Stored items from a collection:
________________________________________

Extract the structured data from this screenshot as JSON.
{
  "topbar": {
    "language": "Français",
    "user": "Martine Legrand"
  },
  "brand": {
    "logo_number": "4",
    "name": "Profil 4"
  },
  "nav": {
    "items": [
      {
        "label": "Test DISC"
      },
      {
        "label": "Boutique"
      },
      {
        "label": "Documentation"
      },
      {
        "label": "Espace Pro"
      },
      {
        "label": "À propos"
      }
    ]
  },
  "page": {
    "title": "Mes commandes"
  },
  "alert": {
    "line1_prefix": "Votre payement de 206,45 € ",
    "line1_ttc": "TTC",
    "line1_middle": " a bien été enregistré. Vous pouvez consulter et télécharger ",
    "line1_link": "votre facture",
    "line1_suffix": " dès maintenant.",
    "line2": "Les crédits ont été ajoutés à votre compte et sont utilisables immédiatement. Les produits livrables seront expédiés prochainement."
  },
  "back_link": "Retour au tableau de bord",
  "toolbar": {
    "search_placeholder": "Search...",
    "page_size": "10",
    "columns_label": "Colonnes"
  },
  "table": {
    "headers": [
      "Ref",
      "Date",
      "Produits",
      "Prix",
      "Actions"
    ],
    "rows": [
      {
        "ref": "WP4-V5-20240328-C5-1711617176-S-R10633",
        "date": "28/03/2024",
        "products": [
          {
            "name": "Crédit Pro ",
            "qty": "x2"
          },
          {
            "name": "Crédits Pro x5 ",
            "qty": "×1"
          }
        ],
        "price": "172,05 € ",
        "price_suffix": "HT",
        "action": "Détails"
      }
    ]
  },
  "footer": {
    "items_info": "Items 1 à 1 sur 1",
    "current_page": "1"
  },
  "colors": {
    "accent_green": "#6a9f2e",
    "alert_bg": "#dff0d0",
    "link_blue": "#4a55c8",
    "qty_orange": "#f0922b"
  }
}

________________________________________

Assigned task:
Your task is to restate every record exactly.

Output of the exercise:
Extract the structured data from this screenshot as JSON.
{
  "topbar": {
    "language": "Français",
    "user": "Martine Legrand"
  },
  "brand": {
    "logo_number": "4",
    "name": "Profil 4"
  },
  "nav": {
    "items": [
      {
        "label": "Test DISC"
      },
      {
        "label": "Boutique"
      },
      {
        "label": "Documentation"
      },
      {
        "label": "Espace Pro"
      },
      {
        "label": "À propos"
      }
    ]
  },
  "page": {
    "title": "Mes commandes"
  },
  "alert": {
    "line1_prefix": "Votre payement de 206,45 € ",
    "line1_ttc": "TTC",
    "line1_middle": " a bien été enregistré. Vous pouvez consulter et télécharger ",
    "line1_link": "votre facture",
    "line1_suffix": " dès maintenant.",
    "line2": "Les crédits ont été ajoutés à votre compte et sont utilisables immédiatement. Les produits livrables seront expédiés prochainement."
  },
  "back_link": "Retour au tableau de bord",
  "toolbar": {
    "search_placeholder": "Search...",
    "page_size": "10",
    "columns_label": "Colonnes"
  },
  "table": {
    "headers": [
      "Ref",
      "Date",
      "Produits",
      "Prix",
      "Actions"
    ],
    "rows": [
      {
        "ref": "WP4-V5-20240328-C5-1711617176-S-R10633",
        "date": "28/03/2024",
        "products": [
          {
            "name": "Crédit Pro ",
            "qty": "x2"
          },
          {
            "name": "Crédits Pro x5 ",
            "qty": "×1"
          }
        ],
        "price": "172,05 € ",
        "price_suffix": "HT",
        "action": "Détails"
      }
    ]
  },
  "footer": {
    "items_info": "Items 1 à 1 sur 1",
    "current_page": "1"
  },
  "colors": {
    "accent_green": "#6a9f2e",
    "alert_bg": "#dff0d0",
    "link_blue": "#4a55c8",
    "qty_orange": "#f0922b"
  }
}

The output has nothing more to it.